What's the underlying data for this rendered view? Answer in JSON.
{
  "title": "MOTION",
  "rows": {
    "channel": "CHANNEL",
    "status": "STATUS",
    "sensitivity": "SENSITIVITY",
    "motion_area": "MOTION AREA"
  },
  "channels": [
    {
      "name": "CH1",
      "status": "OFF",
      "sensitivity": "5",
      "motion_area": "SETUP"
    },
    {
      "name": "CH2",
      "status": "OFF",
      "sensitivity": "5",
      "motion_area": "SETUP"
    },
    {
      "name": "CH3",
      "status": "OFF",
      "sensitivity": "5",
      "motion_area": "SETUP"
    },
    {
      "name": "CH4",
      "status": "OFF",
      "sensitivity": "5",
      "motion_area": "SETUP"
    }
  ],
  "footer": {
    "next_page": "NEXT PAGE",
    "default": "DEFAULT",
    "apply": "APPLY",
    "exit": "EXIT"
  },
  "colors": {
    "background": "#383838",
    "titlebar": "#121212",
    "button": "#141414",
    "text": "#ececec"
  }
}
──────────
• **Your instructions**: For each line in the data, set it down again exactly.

• **Exercise answer**:
What's the underlying data for this rendered view? Answer in JSON.
{
  "title": "MOTION",
  "rows": {
    "channel": "CHANNEL",
    "status": "STATUS",
    "sensitivity": "SENSITIVITY",
    "motion_area": "MOTION AREA"
  },
  "channels": [
    {
      "name": "CH1",
      "status": "OFF",
      "sensitivity": "5",
      "motion_area": "SETUP"
    },
    {
      "name": "CH2",
      "status": "OFF",
      "sensitivity": "5",
      "motion_area": "SETUP"
    },
    {
      "name": "CH3",
      "status": "OFF",
      "sensitivity": "5",
      "motion_area": "SETUP"
    },
    {
      "name": "CH4",
      "status": "OFF",
      "sensitivity": "5",
      "motion_area": "SETUP"
    }
  ],
  "footer": {
    "next_page": "NEXT PAGE",
    "default": "DEFAULT",
    "apply": "APPLY",
    "exit": "EXIT"
  },
  "colors": {
    "background": "#383838",
    "titlebar": "#121212",
    "button": "#141414",
    "text": "#ececec"
  }
}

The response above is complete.